I left Christianity long before he did, but did not make it public until after his death… it was not easy for me either. In looking back, I wish I had done it much sooner, but we cannot change the past and I am happy for this chance to share my unbelief with the world today.  There really is nothing quite like unbelief, for there is now nothing I need to prove to anyone and there is no need for me to be right. I can simply enjoy life as it unfolds in front of me and if I were to meet someone who had a convincing argument for believing something I had not previously considered I would not have any problem accepting it.

Some may think that this writing is just another attack on Christianity… but it really is not. I know and respect many good people who call themselves Christians… but to tell you the truth, I have yet to meet a Christian who can convince me that they actually believe in what the church teaches. Most have stopped attending church regularly and the few that are still faithful, do so only because, like my father, they don’t know what else to do on Sunday. Even church leaders, who have devoted their lives to the teaching of the Bible, find it difficult to present convincing evidence for the doctrine they teach and although they promise me they have it, they never get around to sharing it with me.

Admitting I was wrong was not easy in the beginning, but the Freedom I now enjoy is well worth the humiliation I went through to get it… and it is this Freedom that I now have, that motivates my writings and inspires me to share them with others… others who, like me, are longing to be free of religious persecution.


Are we the masters of our own destinies… or were our destinies preordained by someone or something greater than ourselves? I certainly have had moments in my Life that would suggest that I was destined to be at one particular location at precisely the right time, and the fact that I am writing this today is evidence of that… because on more than one occasion I have escaped death by a mere millisecond of time, while others all around me passed away into eternity. There were other occasions as well, where I was able to assist, and at times even to save the Life of another, simply because I was at the right place at the right time. The problem I have with a God or fate, however, is that with the exception of those few exciting moments of predestined activity in my Life, the rest of it has been rather mundane, and I find myself wondering, now that I am in my twilight years, if I have outlived my purpose in being… or is there still more I must do?

For most of my Life, I have looked at people only from a Christian perspective, judging them and their actions by the Truths that I had been taught since early childhood. That was fine as long as I stayed within the confines of my Religion and only associated with those whose beliefs were similar to mine. But once I broke out of that confinement, I discovered that there were many people in this world who believed just as strongly as I did, but in a different set of Truths, and yet, they also did good deeds because of their beliefs. My first response was to say that their beliefs were wrong and mine were right… but you don’t make many friends that way, and I had a choice of either running back to the safety and isolation of the Christian fold, or trusting in the God I said I believed in. By trusting, I have discovered that not only is God real, but He is so much more than I had ever imagined. That realization has allowed me to form deep relationships with people of great integrity who, while different from me in some aspects of belief, are none the less, great people to be around.

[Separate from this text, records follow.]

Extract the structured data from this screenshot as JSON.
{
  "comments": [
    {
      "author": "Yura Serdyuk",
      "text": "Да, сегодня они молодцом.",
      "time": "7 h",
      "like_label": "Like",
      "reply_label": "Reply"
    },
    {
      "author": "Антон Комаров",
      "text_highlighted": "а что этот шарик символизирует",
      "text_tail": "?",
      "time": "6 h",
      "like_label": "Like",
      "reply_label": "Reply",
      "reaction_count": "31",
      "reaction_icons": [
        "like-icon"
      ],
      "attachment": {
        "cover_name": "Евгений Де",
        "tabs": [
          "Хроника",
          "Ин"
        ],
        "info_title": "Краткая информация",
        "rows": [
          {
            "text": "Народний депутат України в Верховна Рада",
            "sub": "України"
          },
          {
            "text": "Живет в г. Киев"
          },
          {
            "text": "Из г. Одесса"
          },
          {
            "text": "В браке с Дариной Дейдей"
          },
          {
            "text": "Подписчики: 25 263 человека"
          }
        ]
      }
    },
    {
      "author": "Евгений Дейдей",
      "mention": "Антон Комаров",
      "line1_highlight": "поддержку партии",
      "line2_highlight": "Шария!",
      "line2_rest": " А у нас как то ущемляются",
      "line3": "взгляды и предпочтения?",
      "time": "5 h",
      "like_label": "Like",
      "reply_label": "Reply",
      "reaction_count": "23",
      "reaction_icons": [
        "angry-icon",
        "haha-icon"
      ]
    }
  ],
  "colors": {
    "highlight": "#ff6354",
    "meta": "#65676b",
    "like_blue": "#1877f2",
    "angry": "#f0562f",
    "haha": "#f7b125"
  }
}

I have a feeling that at the end, of what we now know as Time, all things will be revealed to us in their completeness, and we will then realize that the only differences between those who were religious and those who chose not to be, those who were blessed and those who suffered, or those who were colored and those who lacked color, were, like the spectrum of light that radiates from a perfectly cut diamond, the subtle variations in how each of us manifested the many Reflections of God, while jointly mastering our Destiny.